Lines of cars stretched past the quaint shops along
Plandome Road, waiting to turn onto Bayview Avenue at one of Manhasset's
busiest intersections. Gingerly, Toni Malafronte stepped into the crosswalk,
heading toward Starbucks. Miraculously, a car stopped and let her cross.
In the three months since a local grassroots organization, Coalition for a
Safer Manhasset, launched a "Community Courtesy Campaign," some residents and
businesses have felt a definite change in the air.
"It's a good thing they started," said Malafronte, a homemaker and
eight-year resident of Manhasset. "The community is close-knit and everyone is
really nice. This makes a difference."
Some of the most prevalent problems along the tony suburb's main shopping
street include: drivers not allowing pedestrians the right of way, drivers
talking on their cell phones, drivers cutting off other drivers and shoppers
not holding doors open for other people.
"Some people hear about the courtesy campaign and say, 'Whatever,'" said
Sue Auriemma, one of the campaign's four co-directors. "We didn't think that
this campaign would be a magic fix, but it definitely has raised education and
One of the main reasons the campaign developed was because of reckless
driving on Plandome Road, Auriemma said. The mother of co-director Seval
LaRocca suffered severe injuries when she was hit by a minivan while pushing
her granddaughter's stroller across the street in 1998. Another co-chair, Elise
Ledda, was hit by a car in 2004. And Nassau County police officer Peter
Chuchul was clipped by a car in April, Auriemma said.
After her mother's accident, LaRocca began lobbying the Town of North
Hempstead to add more crosswalks, widen sidewalks and increase police
surveillance on the road. Eventually, she formed the Coalition for a Safer
Manhasset with Auriemma, Ledda and Katie Miller.
Subsequently, the women started thinking about basic courtesies they

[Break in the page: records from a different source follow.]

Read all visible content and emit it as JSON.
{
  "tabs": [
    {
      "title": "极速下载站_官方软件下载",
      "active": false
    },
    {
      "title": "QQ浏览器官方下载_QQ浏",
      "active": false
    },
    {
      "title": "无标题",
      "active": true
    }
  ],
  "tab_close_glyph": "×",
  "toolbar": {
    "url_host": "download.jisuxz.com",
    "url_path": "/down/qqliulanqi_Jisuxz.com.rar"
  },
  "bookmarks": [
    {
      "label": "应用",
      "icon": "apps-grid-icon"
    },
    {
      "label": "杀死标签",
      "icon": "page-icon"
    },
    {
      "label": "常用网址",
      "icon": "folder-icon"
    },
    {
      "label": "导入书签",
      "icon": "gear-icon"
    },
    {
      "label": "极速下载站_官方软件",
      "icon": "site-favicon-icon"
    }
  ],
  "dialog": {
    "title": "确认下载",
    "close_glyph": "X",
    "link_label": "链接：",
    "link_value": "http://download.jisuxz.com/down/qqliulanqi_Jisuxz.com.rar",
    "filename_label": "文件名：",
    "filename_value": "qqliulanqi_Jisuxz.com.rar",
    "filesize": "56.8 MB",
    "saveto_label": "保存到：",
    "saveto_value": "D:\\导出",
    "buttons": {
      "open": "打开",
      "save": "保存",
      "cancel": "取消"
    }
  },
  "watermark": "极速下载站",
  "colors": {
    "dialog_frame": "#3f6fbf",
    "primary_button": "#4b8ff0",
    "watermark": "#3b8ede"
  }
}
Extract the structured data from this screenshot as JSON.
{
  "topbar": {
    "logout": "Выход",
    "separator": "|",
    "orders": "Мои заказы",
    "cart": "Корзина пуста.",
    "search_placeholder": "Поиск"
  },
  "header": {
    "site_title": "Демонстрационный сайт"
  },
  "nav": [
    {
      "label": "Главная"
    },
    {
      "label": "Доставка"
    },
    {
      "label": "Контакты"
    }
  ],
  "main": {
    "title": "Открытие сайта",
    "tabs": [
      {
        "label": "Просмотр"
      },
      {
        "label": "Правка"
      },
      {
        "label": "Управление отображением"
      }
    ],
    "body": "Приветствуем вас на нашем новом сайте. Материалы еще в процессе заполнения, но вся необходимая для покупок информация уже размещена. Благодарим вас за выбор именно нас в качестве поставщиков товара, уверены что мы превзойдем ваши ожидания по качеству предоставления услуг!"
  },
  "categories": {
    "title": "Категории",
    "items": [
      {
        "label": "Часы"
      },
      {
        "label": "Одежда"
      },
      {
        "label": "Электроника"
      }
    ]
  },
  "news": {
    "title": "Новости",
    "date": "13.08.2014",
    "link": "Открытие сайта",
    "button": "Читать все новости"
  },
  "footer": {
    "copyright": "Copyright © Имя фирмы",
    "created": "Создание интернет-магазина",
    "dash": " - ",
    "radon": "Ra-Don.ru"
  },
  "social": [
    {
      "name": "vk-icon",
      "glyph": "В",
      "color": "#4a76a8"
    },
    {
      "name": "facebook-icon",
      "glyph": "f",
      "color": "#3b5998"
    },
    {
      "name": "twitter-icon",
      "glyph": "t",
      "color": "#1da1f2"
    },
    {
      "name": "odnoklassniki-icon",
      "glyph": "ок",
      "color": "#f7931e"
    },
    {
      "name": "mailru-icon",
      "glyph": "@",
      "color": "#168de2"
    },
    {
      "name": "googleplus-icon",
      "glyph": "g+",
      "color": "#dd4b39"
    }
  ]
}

believed had disappeared in Manhasset. They tried to raise awareness by posting
banners and fliers, placing brochures in churches and synagogues, and reaching
out to the police, town administrators and religious figures. The group, which
has about 20 members, solicited and received donations from local business and
civic organizations and conducted a raffle to help fund the campaign.
The efforts have paid off in many ways. Since the advent of the courtesy
campaign, the police have become more aware of the problems and increased their
presence on Plandome Road, said Officer Robert Browne of Nassau's Sixth
Precinct Problem Oriented Policing unit.
The community has reacted positively, said Browne, who also has spoken to
students in the middle school about the issues.
"I let them know that this is your community, and you need to give people
courtesy," Browne said. "But if being nice isn't enough, we are going to be
sitting behind the stop sign with a radar gun."
Jon Kaiman, the North Hempstead town supervisor, said police have been more
active in issuing tickets, and people seem more aware, but the longer-term
issue is the root of the problem in the Plandome corridor: traffic.
The town of North Hempstead has been devising a plan for Plandome Road. A
traffic consultant recently completed a study, Auriemma said.
Kaiman said the coalition's concerns will influence the town's
Still, some residents are not sure whether any of these measures can help
Manhasset become more courteous.
"Manhasset, for the longest time, was like a bubble of graciousness and
courtesy," said flower shop owner Lillian Lindergern, 64, a resident since
"But for whatever reason, the bubble burst, and all of the sudden there are
fingers flying out of car windows, horns are honking constantly, U-turns are
the norm, grandmas are cursing out of windows," Lindergern said, referring to
an 85-year-old woman who yelled at her.
"People are really rude on Plandome street," said Mary Ellen Gately, a
lifelong resident and co-owner of the gift store Little Shop 'round the corner.
"I had two wreaths stolen off our door last Easter. That has never happened
before in 10 years of business."
However, Gately said she's glad people are starting to think about the
Kathy Spagna, a lifelong resident and co-owner of Orlando's Deli, which
sits on a busy stretch of the famed road, said she has seen definite changes in
residents' attitudes since the courtesy campaign started.
"People seem to be more courteous," Spagna said. "No one is double-parking
anymore. Things seem to be moving along faster than they were before."
The Coalition for a Safer Manhasset plans to continue working to make the
area a safer and more courteous place, Auriemma said.
"It's a long uphill battle to change the attitude of the residents," she